The Royal Opera House, as you see it today, opened on 4th December 1999. Its reconstruction actually began on site in 1996 with the last performance in the ‘old’ house in July 1997. In three years the most inadequate of the great opera houses of the world was transformed, not only for audiences but equally for performers and the hundreds of other people who work there.
Clark Door Limited was involved from the early stages of the Opera House redevelopment and worked on the design concepts with the architects, acoustics consultants and closely with the client to ensure that their requirements to provide the highest levels of performance could be met.
The development work involved pioneering acoustic designs fully tested in the laboratory at Salford University and this work resulted in new patents being granted for the sealing systems developed by Clark Door.
The Loss Prevention Council provided the approval of the designs for the door integrity ratings for fire resistance – again based upon test work carried out by Clark Door – nothing was left to chance.
Amongst the other doors provided on the project by Clark Door Limited was a large acoustic fire door on the rear of the Lindbury Studio Theatre and an access door to the ‘Get-in Lift’ that had to be finished in a cladding system to match the external face of the building. The ‘Get-in Lift’ allows articulated vehicles to fully reverse into the building and to move between floors with their loads.
The large blue horizontal sliding door is 16m wide x 11m high, site tested at 50dB attenuation and fire resistant to 60 minutes integrity and insulation.
It provides the sound insulation between the stage and the main opera rehearsal room, ORR1, and at 300mm thick weighs 35 tonnes.
As the audience enjoys a performance the rehearsal for the following act continues and, thanks to the sound reducing qualities of the Clark door, nothing can be heard from either the rehearsal or performance that could disturb others.
Clark Door also provided a door measuring 10m x 11m and is fire resistant to 60 minutes. Whilst this acoustic door is not required to provide any sound reduction performance it does provide a critical barrier to fire. The set build area is an area that will see a multitude of skills employed to build some of the fantastic sets that an Opera House such as this provides. This combination of the working space and public space requires careful consideration of the potential risks that exist. Hence our Loss Prevention Certification Board Certificated Fireman door was chosen to provide this protection.
The blue vertical sliding door has an 800mm deep acoustic lobby and is on site tested to achieve an attenuation of 67dB. An exceptionally high performance was required for this opening as the second opera rehearsal room opens directly onto a set build area. The doors were designed with different attenuation levels to prevent any ‘acoustic holes’ from symmetric construction.
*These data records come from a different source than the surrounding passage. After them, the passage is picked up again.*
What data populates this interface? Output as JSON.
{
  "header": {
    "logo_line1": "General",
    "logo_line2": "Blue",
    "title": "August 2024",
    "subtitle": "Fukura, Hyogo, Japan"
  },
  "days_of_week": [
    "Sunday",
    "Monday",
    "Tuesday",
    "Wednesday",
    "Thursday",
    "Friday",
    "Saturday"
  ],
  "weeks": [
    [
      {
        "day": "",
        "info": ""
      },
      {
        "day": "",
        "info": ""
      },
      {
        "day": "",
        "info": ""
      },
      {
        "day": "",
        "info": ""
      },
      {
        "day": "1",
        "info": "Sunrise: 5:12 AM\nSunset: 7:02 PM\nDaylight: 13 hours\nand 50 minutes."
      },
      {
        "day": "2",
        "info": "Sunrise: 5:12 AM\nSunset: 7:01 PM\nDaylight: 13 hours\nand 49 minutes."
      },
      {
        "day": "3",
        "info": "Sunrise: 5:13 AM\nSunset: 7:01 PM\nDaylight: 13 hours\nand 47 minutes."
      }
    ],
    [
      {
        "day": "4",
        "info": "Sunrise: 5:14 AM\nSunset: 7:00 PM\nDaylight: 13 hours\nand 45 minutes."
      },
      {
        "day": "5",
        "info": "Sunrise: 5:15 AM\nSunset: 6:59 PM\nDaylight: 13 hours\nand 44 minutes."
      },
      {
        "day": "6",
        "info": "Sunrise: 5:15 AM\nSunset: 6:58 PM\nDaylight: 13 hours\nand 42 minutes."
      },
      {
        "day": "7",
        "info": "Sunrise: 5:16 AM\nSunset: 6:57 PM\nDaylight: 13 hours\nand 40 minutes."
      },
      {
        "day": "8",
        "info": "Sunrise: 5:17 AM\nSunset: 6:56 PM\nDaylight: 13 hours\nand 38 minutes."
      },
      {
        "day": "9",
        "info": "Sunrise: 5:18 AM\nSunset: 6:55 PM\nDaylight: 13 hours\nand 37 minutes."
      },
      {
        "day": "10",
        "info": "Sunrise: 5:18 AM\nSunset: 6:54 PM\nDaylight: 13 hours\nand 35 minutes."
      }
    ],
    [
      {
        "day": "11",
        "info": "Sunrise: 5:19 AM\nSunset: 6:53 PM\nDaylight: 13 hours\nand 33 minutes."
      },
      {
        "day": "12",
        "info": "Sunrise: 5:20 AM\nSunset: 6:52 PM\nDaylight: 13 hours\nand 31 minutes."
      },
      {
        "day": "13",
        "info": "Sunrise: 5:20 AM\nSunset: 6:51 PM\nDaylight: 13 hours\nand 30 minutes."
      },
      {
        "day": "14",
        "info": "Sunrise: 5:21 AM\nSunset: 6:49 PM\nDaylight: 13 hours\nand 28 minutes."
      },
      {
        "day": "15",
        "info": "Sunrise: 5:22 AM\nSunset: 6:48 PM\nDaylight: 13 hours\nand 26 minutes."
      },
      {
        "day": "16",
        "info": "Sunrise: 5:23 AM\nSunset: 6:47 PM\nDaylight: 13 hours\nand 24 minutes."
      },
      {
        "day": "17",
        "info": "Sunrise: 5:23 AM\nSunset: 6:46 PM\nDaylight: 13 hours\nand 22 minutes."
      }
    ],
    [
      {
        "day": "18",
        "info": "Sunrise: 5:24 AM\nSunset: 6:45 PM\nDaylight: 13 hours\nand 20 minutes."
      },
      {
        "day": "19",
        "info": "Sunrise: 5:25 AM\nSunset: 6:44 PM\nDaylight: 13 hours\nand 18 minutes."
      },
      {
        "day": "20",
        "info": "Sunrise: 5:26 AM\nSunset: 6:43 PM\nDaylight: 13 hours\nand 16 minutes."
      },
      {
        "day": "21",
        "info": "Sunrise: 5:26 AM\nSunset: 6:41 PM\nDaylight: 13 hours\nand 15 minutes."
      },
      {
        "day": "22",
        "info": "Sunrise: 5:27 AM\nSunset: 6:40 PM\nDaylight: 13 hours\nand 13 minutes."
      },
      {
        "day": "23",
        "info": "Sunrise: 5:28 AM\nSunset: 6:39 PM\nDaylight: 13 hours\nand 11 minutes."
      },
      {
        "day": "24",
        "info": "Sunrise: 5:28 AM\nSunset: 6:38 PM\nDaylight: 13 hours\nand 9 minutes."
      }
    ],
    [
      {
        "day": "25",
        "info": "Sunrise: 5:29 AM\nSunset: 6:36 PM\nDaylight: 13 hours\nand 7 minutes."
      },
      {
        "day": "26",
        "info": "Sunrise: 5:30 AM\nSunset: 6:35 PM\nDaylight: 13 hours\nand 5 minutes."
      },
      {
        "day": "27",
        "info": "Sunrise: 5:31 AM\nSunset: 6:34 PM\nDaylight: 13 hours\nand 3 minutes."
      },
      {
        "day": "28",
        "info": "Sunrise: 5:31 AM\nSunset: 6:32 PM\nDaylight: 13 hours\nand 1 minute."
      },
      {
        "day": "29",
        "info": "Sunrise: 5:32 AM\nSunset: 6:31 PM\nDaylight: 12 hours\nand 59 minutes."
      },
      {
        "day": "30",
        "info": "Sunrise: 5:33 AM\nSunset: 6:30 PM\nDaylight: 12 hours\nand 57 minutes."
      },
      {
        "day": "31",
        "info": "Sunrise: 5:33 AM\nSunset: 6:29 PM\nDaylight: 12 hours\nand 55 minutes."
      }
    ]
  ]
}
The Royal Opera House’s facilities building manager recently gave Clark Door the following feedback, almost 20 years after the doors were originally installed.
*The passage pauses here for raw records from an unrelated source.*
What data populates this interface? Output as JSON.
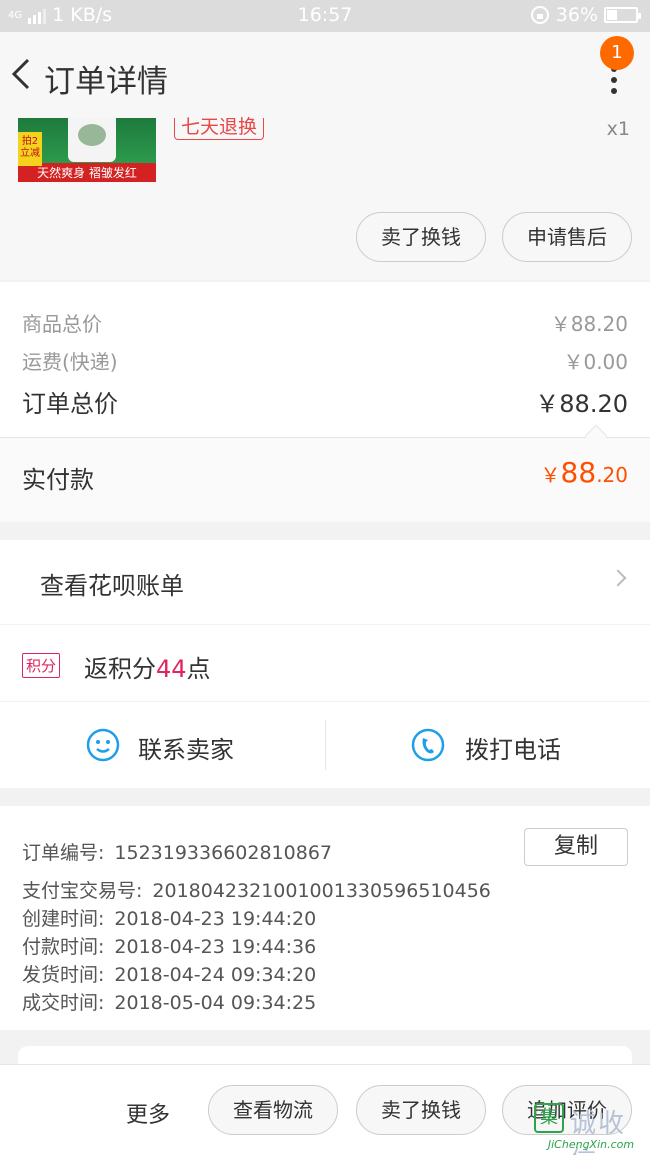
{
  "status_bar": {
    "network": "4G",
    "speed": "1 KB/s",
    "time": "16:57",
    "battery": "36%",
    "battery_level": 0.36
  },
  "header": {
    "title": "订单详情",
    "notification_count": "1"
  },
  "product": {
    "thumb_tag": "拍2 立减",
    "thumb_caption": "天然爽身 褶皱发红",
    "service_tag": "七天退换",
    "quantity": "x1",
    "buttons": {
      "sell": "卖了换钱",
      "after_sale": "申请售后"
    }
  },
  "prices": {
    "goods_total_label": "商品总价",
    "goods_total": "￥88.20",
    "shipping_label": "运费(快递)",
    "shipping": "￥0.00",
    "order_total_label": "订单总价",
    "order_total": "￥88.20",
    "paid_label": "实付款",
    "paid_currency": "￥",
    "paid_int": "88",
    "paid_dec": ".20"
  },
  "huabei": {
    "label": "查看花呗账单"
  },
  "points": {
    "badge": "积分",
    "prefix": "返积分",
    "value": "44",
    "suffix": "点"
  },
  "contact": {
    "seller": "联系卖家",
    "phone": "拨打电话"
  },
  "order_info": {
    "copy_label": "复制",
    "rows": [
      {
        "k": "订单编号:",
        "v": "152319336602810867"
      },
      {
        "k": "支付宝交易号:",
        "v": "2018042321001001330596510456"
      },
      {
        "k": "创建时间:",
        "v": "2018-04-23 19:44:20"
      },
      {
        "k": "付款时间:",
        "v": "2018-04-23 19:44:36"
      },
      {
        "k": "发货时间:",
        "v": "2018-04-24 09:34:20"
      },
      {
        "k": "成交时间:",
        "v": "2018-05-04 09:34:25"
      }
    ]
  },
  "bottom_bar": {
    "more": "更多",
    "logistics": "查看物流",
    "sell": "卖了换钱",
    "review": "追加评价"
  },
  "watermark": {
    "icon": "集",
    "cn": "诚收信",
    "en": "JiChengXin.com"
  },
  "colors": {
    "accent_orange": "#ff5000",
    "badge_orange": "#ff6a00",
    "points_pink": "#e0245e",
    "contact_blue": "#1e9fe8"
  }
}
‘Our doors are used many times a day, several days a week and operate very well.’